*Task instructions*: Every record that follows needs to be written out again, exactly.

----- Data for review -----

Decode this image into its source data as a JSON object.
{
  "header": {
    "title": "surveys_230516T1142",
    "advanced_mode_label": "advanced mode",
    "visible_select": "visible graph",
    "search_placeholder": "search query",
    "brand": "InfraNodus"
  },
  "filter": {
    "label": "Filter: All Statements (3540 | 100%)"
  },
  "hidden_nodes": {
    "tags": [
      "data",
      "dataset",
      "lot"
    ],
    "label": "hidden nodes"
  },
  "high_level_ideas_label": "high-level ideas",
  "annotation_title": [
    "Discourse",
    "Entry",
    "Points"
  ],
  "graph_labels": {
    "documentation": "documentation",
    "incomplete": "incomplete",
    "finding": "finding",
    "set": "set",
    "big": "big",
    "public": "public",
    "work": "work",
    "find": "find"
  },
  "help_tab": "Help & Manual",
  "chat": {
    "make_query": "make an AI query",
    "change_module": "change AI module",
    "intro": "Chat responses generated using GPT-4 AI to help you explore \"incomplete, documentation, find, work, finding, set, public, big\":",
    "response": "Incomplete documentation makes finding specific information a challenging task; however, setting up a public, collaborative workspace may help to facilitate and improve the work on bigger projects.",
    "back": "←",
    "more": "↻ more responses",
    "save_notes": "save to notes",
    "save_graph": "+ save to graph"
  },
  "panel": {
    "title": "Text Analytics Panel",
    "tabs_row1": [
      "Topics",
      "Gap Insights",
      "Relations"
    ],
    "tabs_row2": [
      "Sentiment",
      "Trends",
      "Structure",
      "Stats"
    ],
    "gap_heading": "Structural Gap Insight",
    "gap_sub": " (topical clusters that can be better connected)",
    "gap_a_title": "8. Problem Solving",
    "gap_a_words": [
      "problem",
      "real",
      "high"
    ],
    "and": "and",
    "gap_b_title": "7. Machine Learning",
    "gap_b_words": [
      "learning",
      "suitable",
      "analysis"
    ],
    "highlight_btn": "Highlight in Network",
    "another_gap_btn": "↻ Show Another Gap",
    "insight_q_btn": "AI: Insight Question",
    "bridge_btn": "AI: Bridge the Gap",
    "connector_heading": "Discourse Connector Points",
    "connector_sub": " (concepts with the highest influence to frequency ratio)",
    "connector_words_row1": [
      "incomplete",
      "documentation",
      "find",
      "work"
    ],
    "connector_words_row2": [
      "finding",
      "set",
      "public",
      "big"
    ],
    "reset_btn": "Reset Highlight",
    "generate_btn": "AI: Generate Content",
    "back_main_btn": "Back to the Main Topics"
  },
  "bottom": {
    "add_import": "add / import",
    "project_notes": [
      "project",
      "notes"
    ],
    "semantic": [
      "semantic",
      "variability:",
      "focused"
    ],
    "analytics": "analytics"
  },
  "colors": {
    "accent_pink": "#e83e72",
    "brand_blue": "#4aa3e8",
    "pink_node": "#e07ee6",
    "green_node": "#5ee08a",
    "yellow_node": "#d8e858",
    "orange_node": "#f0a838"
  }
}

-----

*Finished task*:
Decode this image into its source data as a JSON object.
{
  "header": {
    "title": "surveys_230516T1142",
    "advanced_mode_label": "advanced mode",
    "visible_select": "visible graph",
    "search_placeholder": "search query",
    "brand": "InfraNodus"
  },
  "filter": {
    "label": "Filter: All Statements (3540 | 100%)"
  },
  "hidden_nodes": {
    "tags": [
      "data",
      "dataset",
      "lot"
    ],
    "label": "hidden nodes"
  },
  "high_level_ideas_label": "high-level ideas",
  "annotation_title": [
    "Discourse",
    "Entry",
    "Points"
  ],
  "graph_labels": {
    "documentation": "documentation",
    "incomplete": "incomplete",
    "finding": "finding",
    "set": "set",
    "big": "big",
    "public": "public",
    "work": "work",
    "find": "find"
  },
  "help_tab": "Help & Manual",
  "chat": {
    "make_query": "make an AI query",
    "change_module": "change AI module",
    "intro": "Chat responses generated using GPT-4 AI to help you explore \"incomplete, documentation, find, work, finding, set, public, big\":",
    "response": "Incomplete documentation makes finding specific information a challenging task; however, setting up a public, collaborative workspace may help to facilitate and improve the work on bigger projects.",
    "back": "←",
    "more": "↻ more responses",
    "save_notes": "save to notes",
    "save_graph": "+ save to graph"
  },
  "panel": {
    "title": "Text Analytics Panel",
    "tabs_row1": [
      "Topics",
      "Gap Insights",
      "Relations"
    ],
    "tabs_row2": [
      "Sentiment",
      "Trends",
      "Structure",
      "Stats"
    ],
    "gap_heading": "Structural Gap Insight",
    "gap_sub": " (topical clusters that can be better connected)",
    "gap_a_title": "8. Problem Solving",
    "gap_a_words": [
      "problem",
      "real",
      "high"
    ],
    "and": "and",
    "gap_b_title": "7. Machine Learning",
    "gap_b_words": [
      "learning",
      "suitable",
      "analysis"
    ],
    "highlight_btn": "Highlight in Network",
    "another_gap_btn": "↻ Show Another Gap",
    "insight_q_btn": "AI: Insight Question",
    "bridge_btn": "AI: Bridge the Gap",
    "connector_heading": "Discourse Connector Points",
    "connector_sub": " (concepts with the highest influence to frequency ratio)",
    "connector_words_row1": [
      "incomplete",
      "documentation",
      "find",
      "work"
    ],
    "connector_words_row2": [
      "finding",
      "set",
      "public",
      "big"
    ],
    "reset_btn": "Reset Highlight",
    "generate_btn": "AI: Generate Content",
    "back_main_btn": "Back to the Main Topics"
  },
  "bottom": {
    "add_import": "add / import",
    "project_notes": [
      "project",
      "notes"
    ],
    "semantic": [
      "semantic",
      "variability:",
      "focused"
    ],
    "analytics": "analytics"
  },
  "colors": {
    "accent_pink": "#e83e72",
    "brand_blue": "#4aa3e8",
    "pink_node": "#e07ee6",
    "green_node": "#5ee08a",
    "yellow_node": "#d8e858",
    "orange_node": "#f0a838"
  }
}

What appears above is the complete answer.